Try it => Below are records that should be duplicated exactly, with no image retained.

Material for the task =>

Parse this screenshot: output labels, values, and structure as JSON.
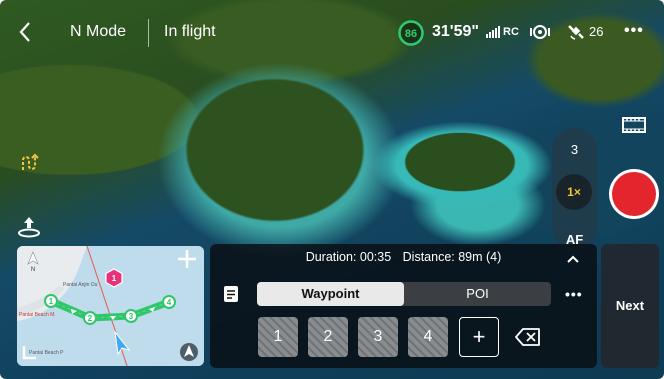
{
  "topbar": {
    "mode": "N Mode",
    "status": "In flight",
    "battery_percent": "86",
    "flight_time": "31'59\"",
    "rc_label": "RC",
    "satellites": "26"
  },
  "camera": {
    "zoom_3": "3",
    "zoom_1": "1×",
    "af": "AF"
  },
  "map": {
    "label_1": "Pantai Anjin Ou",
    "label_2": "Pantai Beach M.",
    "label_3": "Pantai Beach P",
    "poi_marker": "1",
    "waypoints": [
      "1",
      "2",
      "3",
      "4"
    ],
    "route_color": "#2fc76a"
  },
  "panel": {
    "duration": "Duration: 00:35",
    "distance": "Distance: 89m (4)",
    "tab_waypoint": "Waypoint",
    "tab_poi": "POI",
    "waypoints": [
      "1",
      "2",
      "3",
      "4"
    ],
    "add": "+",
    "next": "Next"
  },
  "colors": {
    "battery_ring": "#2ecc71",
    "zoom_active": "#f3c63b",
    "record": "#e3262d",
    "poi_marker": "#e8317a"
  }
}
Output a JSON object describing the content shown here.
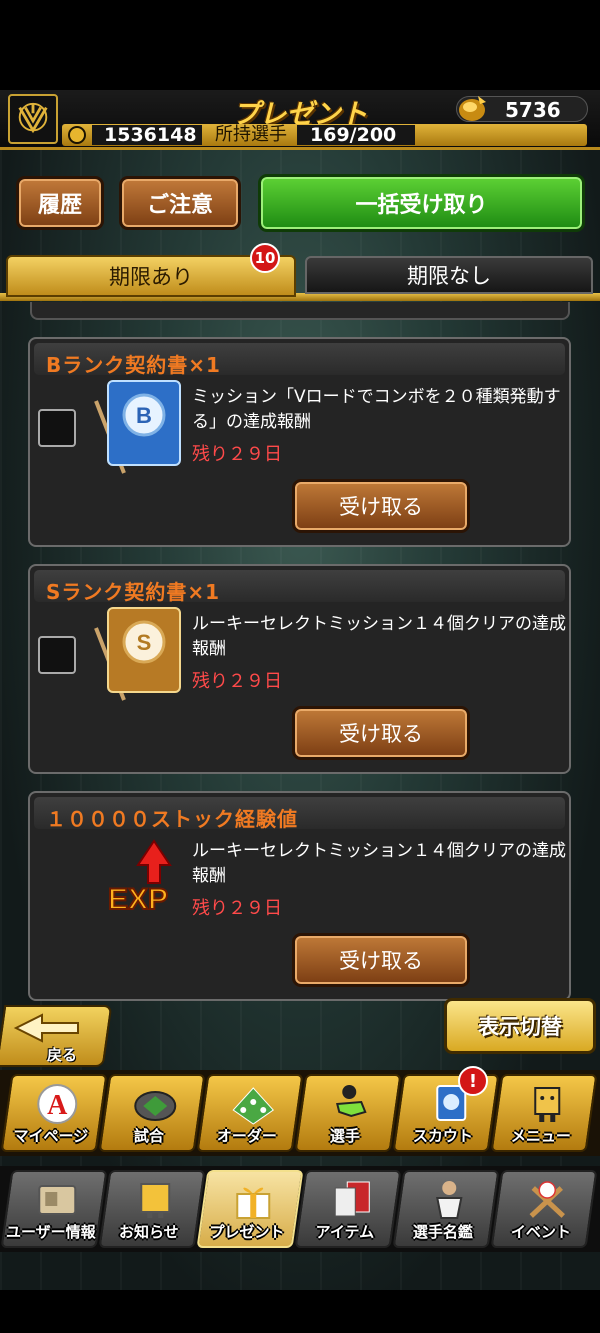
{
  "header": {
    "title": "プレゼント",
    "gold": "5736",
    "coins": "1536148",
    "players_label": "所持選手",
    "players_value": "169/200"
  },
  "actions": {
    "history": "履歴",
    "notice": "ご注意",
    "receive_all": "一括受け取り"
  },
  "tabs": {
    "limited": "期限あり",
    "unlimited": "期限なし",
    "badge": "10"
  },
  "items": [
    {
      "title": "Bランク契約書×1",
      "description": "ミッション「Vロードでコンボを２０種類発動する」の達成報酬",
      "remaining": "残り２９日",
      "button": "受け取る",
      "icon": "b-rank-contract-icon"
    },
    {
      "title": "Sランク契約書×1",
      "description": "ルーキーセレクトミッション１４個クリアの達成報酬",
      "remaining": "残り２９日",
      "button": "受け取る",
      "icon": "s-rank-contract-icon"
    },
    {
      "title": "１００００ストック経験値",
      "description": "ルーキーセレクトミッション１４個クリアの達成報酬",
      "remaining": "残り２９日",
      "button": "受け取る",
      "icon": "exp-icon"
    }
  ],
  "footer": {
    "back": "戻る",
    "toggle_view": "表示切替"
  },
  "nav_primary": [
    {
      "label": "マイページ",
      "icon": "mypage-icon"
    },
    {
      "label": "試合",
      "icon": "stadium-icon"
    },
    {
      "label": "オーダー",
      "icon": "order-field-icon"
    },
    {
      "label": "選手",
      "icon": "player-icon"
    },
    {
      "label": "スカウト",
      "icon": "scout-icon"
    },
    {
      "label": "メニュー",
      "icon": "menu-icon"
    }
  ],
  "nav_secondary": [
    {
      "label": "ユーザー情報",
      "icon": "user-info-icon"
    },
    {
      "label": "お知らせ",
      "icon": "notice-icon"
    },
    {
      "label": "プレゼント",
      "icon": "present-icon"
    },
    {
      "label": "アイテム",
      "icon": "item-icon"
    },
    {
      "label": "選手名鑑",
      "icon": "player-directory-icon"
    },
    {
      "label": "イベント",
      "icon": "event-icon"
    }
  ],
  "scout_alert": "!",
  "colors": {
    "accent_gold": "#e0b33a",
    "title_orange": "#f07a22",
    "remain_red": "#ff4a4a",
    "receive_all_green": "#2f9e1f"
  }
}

Response area =>
Parse this screenshot: output labels, values, and structure as JSON.
{
  "topbar": {
    "mode": "N Mode",
    "status": "In flight",
    "battery_percent": "86",
    "flight_time": "31'59\"",
    "rc_label": "RC",
    "satellites": "26"
  },
  "camera": {
    "zoom_3": "3",
    "zoom_1": "1×",
    "af": "AF"
  },
  "map": {
    "label_1": "Pantai Anjin Ou",
    "label_2": "Pantai Beach M.",
    "label_3": "Pantai Beach P",
    "poi_marker": "1",
    "waypoints": [
      "1",
      "2",
      "3",
      "4"
    ],
    "route_color": "#2fc76a"
  },
  "panel": {
    "duration": "Duration: 00:35",
    "distance": "Distance: 89m (4)",
    "tab_waypoint": "Waypoint",
    "tab_poi": "POI",
    "waypoints": [
      "1",
      "2",
      "3",
      "4"
    ],
    "add": "+",
    "next": "Next"
  },
  "colors": {
    "battery_ring": "#2ecc71",
    "zoom_active": "#f3c63b",
    "record": "#e3262d",
    "poi_marker": "#e8317a"
  }
}
Output a JSON object describing the content shown here.
{
  "header": {
    "title": "プレゼント",
    "gold": "5736",
    "coins": "1536148",
    "players_label": "所持選手",
    "players_value": "169/200"
  },
  "actions": {
    "history": "履歴",
    "notice": "ご注意",
    "receive_all": "一括受け取り"
  },
  "tabs": {
    "limited": "期限あり",
    "unlimited": "期限なし",
    "badge": "10"
  },
  "items": [
    {
      "title": "Bランク契約書×1",
      "description": "ミッション「Vロードでコンボを２０種類発動する」の達成報酬",
      "remaining": "残り２９日",
      "button": "受け取る",
      "icon": "b-rank-contract-icon"
    },
    {
      "title": "Sランク契約書×1",
      "description": "ルーキーセレクトミッション１４個クリアの達成報酬",
      "remaining": "残り２９日",
      "button": "受け取る",
      "icon": "s-rank-contract-icon"
    },
    {
      "title": "１００００ストック経験値",
      "description": "ルーキーセレクトミッション１４個クリアの達成報酬",
      "remaining": "残り２９日",
      "button": "受け取る",
      "icon": "exp-icon"
    }
  ],
  "footer": {
    "back": "戻る",
    "toggle_view": "表示切替"
  },
  "nav_primary": [
    {
      "label": "マイページ",
      "icon": "mypage-icon"
    },
    {
      "label": "試合",
      "icon": "stadium-icon"
    },
    {
      "label": "オーダー",
      "icon": "order-field-icon"
    },
    {
      "label": "選手",
      "icon": "player-icon"
    },
    {
      "label": "スカウト",
      "icon": "scout-icon"
    },
    {
      "label": "メニュー",
      "icon": "menu-icon"
    }
  ],
  "nav_secondary": [
    {
      "label": "ユーザー情報",
      "icon": "user-info-icon"
    },
    {
      "label": "お知らせ",
      "icon": "notice-icon"
    },
    {
      "label": "プレゼント",
      "icon": "present-icon"
    },
    {
      "label": "アイテム",
      "icon": "item-icon"
    },
    {
      "label": "選手名鑑",
      "icon": "player-directory-icon"
    },
    {
      "label": "イベント",
      "icon": "event-icon"
    }
  ],
  "scout_alert": "!",
  "colors": {
    "accent_gold": "#e0b33a",
    "title_orange": "#f07a22",
    "remain_red": "#ff4a4a",
    "receive_all_green": "#2f9e1f"
  }
}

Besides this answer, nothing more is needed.